At the bottom of the ord, behind the town of Ilulissat, which, not coincidentally, means ‘icebergs’ in Greenlandic, lies one of the world’s fastestmoving and most productive glaciers. e ice is pushed out from the inland icecap, breaks o in huge chunks and is carried by the tide into Disko Bay, where the icebergs oat majestically in the summer and lie frozen in during the winter. Or at least, that is how it used to be. Now the icebergs are shrinking, and the freezing of the ord is not as deep or as long-lasting as it used to be. In the climate debate, Ilulissat Iceord is viewed by many as the ‘canary in the coal mine’ and is included on UNESCO’s list of World Heritage sites.

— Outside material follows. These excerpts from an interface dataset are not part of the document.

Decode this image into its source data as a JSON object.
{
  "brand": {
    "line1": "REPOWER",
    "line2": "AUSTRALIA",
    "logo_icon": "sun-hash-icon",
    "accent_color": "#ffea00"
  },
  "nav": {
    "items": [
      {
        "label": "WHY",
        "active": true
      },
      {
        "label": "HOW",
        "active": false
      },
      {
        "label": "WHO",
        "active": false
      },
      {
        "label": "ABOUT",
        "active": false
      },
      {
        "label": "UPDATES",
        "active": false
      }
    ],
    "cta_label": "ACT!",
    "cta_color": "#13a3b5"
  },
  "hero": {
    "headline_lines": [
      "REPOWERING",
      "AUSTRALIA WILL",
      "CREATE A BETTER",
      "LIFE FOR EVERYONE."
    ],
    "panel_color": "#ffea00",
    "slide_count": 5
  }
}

Politicians, eco-tourists and environmental activists ock to Ilulissat to see this wonder of nature for themselves before it melts away – an image that is a poignant parallel to the notion of Greenland’s hunting culture as an endangered and dying way of life. In Silis’s lens, for the time being, things continue as before around the bay. People still live o the sh and wildlife, and no one can imagine it being any dierent.